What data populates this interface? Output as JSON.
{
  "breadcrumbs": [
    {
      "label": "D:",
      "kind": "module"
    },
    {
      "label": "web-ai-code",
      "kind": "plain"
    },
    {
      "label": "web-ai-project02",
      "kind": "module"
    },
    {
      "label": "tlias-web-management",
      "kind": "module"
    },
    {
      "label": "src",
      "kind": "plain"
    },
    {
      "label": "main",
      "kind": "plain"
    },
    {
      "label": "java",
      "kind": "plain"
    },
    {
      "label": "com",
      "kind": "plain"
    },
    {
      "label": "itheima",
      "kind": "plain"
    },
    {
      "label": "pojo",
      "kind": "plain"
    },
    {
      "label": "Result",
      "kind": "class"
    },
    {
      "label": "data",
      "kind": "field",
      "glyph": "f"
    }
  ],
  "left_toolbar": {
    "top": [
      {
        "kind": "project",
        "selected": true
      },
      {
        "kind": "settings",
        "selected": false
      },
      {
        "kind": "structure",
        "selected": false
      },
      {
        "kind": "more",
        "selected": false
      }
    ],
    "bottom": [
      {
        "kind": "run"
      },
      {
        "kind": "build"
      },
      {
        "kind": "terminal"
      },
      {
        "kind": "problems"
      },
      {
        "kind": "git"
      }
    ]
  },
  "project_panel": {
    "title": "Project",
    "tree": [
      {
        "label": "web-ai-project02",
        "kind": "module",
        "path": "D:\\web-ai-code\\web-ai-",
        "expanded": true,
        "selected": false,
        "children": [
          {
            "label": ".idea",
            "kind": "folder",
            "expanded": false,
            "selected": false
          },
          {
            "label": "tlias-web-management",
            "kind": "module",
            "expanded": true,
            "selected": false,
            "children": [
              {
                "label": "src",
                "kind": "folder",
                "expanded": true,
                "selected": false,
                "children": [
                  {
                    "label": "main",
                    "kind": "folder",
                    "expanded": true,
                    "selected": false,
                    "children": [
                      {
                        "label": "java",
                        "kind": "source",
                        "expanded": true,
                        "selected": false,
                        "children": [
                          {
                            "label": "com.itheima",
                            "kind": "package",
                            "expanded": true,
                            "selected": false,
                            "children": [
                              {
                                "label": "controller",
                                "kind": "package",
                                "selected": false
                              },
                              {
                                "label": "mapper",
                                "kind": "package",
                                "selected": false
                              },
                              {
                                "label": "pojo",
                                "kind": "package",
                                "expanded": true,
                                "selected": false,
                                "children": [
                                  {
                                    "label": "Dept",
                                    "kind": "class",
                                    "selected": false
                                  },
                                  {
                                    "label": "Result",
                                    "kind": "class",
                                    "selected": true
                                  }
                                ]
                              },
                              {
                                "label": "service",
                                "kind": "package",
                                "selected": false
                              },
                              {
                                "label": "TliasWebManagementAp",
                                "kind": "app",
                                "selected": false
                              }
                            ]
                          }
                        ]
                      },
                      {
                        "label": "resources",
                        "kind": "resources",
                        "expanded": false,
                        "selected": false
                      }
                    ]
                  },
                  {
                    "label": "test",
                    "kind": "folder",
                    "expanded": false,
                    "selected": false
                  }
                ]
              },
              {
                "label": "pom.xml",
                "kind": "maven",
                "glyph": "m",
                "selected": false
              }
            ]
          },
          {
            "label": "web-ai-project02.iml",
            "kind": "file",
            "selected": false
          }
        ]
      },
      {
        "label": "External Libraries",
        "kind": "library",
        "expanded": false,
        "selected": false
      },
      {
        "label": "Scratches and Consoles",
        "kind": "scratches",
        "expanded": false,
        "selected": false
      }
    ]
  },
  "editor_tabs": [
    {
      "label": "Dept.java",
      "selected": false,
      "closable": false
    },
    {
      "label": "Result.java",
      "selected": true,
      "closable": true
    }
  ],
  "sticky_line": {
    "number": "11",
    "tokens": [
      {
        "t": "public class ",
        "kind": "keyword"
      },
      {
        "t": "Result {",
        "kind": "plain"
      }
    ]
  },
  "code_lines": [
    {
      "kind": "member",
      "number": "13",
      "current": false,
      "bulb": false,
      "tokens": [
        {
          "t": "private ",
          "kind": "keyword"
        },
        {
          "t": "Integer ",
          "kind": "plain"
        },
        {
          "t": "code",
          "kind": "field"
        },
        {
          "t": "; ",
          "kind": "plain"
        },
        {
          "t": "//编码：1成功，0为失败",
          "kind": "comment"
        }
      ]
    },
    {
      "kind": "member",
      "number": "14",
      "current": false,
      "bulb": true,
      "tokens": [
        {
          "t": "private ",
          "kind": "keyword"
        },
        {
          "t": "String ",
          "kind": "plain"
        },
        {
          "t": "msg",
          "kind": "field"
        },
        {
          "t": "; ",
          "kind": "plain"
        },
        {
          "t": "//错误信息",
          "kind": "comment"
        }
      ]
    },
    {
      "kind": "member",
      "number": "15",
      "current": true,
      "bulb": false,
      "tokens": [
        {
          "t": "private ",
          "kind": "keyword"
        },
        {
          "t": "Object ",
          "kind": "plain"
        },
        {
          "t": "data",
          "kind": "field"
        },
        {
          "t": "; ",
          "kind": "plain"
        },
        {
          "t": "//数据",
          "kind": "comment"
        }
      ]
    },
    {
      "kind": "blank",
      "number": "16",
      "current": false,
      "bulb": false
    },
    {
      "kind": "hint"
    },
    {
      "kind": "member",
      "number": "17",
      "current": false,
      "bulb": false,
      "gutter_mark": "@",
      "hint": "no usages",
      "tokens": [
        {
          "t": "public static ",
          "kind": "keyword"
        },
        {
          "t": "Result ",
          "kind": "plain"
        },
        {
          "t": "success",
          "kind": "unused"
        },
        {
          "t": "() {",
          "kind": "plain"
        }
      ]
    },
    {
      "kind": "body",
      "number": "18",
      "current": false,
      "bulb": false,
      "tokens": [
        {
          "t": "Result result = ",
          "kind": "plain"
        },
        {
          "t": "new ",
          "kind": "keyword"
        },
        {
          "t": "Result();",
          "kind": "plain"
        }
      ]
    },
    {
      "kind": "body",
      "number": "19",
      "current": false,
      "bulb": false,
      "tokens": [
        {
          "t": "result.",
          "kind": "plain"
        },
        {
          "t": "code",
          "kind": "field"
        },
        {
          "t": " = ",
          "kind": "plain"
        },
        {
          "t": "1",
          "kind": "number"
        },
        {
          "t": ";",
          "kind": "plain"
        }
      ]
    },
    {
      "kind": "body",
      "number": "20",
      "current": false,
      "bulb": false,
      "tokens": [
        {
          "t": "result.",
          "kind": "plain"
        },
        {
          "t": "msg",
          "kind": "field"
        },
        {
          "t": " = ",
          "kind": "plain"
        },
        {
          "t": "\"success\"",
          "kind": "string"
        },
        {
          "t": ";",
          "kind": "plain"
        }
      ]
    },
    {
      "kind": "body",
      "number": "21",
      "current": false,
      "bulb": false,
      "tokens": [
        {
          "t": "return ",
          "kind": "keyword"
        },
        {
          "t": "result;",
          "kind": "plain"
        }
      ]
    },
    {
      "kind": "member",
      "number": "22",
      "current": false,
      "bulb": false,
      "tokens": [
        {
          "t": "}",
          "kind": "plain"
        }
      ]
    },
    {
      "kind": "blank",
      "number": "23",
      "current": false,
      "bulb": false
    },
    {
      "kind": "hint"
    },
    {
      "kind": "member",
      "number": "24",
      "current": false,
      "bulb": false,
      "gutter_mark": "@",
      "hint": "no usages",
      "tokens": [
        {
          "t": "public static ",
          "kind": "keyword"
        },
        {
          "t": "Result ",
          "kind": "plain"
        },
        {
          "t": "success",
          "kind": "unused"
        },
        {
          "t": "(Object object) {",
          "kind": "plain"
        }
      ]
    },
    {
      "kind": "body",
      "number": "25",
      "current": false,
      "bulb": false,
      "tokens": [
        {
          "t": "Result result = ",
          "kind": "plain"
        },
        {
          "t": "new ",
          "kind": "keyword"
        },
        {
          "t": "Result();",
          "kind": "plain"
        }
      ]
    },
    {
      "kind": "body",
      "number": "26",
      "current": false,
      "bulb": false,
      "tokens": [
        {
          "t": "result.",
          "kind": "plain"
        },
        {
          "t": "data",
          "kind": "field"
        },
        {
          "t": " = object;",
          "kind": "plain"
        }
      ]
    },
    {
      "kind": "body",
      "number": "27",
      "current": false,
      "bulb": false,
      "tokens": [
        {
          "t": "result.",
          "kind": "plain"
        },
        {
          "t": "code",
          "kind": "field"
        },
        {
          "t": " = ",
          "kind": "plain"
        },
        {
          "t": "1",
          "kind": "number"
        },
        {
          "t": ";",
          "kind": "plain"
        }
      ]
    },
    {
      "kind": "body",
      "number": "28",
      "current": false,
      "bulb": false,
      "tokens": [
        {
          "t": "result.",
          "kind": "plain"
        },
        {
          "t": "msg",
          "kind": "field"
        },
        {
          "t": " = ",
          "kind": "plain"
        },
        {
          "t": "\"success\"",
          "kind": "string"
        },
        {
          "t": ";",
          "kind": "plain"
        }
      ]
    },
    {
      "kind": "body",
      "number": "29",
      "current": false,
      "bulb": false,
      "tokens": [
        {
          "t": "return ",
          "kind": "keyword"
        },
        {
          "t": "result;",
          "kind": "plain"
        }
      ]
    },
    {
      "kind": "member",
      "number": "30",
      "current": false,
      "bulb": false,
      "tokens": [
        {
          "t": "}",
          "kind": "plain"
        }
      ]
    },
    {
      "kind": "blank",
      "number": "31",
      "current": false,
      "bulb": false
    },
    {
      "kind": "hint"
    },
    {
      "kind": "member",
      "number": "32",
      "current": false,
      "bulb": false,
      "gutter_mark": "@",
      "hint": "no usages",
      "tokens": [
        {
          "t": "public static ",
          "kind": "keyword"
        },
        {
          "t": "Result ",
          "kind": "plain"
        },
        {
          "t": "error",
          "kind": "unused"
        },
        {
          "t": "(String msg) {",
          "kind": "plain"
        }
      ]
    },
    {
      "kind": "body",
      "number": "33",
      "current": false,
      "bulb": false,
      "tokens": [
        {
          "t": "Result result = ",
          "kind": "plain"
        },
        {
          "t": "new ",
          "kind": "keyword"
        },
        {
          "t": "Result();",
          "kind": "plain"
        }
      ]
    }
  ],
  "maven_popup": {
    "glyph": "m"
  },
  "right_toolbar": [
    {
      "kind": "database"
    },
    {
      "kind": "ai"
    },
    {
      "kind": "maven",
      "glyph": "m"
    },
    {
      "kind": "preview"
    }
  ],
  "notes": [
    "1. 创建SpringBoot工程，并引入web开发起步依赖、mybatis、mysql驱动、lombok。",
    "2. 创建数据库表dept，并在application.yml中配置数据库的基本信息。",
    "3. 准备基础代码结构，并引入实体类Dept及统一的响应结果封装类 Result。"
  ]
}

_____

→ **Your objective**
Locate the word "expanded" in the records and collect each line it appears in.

→ **Response area**
        "expanded": true,
            "expanded": false,
            "expanded": true,
                "expanded": true,
                    "expanded": true,
                        "expanded": true,
                            "expanded": true,
                                "expanded": true,
                        "expanded": false,
                    "expanded": false,
        "expanded": false,
        "expanded": false,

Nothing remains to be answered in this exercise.